I'm not sure if that's what they are called but I see a lotof designers use these guidelines when finalizing their logos.

Does anyone know what their purpose is? My guess is that they are to make porportions precise and easier to reproduce?
Are they neccessary in all logo designs, and how can they be used for more complicated organically shaped logos like say Starbucks or logos with handwritten letters?



Staff member
Brand guidelines give the dos and donts of using the logo. Size, space around it, colour combos, etc. The purpose is to give consistent look and feel no matter who produces them.


Staff member
LOL! No worries @Yan

I've seen a lot of this over the past couple of years and especially recently.
An image or logo that has been constructed from perfect circles.

In all honesty, I'm not sure what the thinking is apart from maybe to say "look what a clever Designer I am". ;)

There however is some solid design principals behind using the Golden Ratio (rule of thirds) and pure geometric shapes like the circle.
When I create a logo, I will often try to use constrained (perfect) circles for many of the curves where I can as there is a kind of purity there.

I think that Apple example has been made retrospectively by someone else to show how this applies but if you look, there are not that many that are used to construct the main part of the apple shape and the curves of the Golden Ratio could be made to fit many things if you turn it around.
A bit like using French Curves to draw lines.

...Or Donald Trump's head.

Paul Murray

Staff member
In all honesty, I'm not sure what the thinking is apart from maybe to say "look what a clever Designer I am". ;)
This is what I tend to think, i.e. it's a way of showcasing that the client is getting something 'designed'. Ultimately it's padding and is just there for people who appreciate grids.
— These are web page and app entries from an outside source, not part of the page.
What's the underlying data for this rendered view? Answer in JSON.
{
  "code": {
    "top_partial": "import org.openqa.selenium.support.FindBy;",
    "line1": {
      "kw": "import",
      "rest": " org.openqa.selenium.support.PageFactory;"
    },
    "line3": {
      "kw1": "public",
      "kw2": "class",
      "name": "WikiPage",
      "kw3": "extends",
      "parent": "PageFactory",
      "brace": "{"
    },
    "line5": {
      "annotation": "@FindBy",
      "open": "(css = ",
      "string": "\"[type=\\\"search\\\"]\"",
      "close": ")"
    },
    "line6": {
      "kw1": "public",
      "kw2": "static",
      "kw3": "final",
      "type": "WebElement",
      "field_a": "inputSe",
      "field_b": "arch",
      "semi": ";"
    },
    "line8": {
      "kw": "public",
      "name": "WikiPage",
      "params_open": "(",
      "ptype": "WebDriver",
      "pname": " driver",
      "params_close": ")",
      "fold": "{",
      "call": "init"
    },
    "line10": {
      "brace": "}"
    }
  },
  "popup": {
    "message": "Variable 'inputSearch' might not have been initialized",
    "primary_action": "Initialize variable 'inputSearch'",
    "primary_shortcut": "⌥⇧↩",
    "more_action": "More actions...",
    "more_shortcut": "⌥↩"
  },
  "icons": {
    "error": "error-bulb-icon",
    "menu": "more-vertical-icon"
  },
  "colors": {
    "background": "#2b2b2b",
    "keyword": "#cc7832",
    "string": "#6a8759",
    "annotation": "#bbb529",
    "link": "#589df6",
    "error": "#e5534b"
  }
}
Some are impressive, especially if they're hand done with actual mathematics and formulae. Most of the time though it's just a composition consisting of circles that conform to the golden ration. I tried the technique once and it doesn't feel like I was designing something. It was more akin to finding a design in the chaos than actually thinking about what I was producing.


Staff member
Ok I think I can understand why the OP is confused with the apple logo, it's got the a golden ratio spiral on the apple logo but it doesn't actually relate to anything in the entire design.

I can understand all the circles as it's 'relative position' and ensures the design stays the same as it's scaled etc but the golden ratio spiral is literally just placed on top with no correlation to anything else, it's like it's been put there to 'look clever' as said.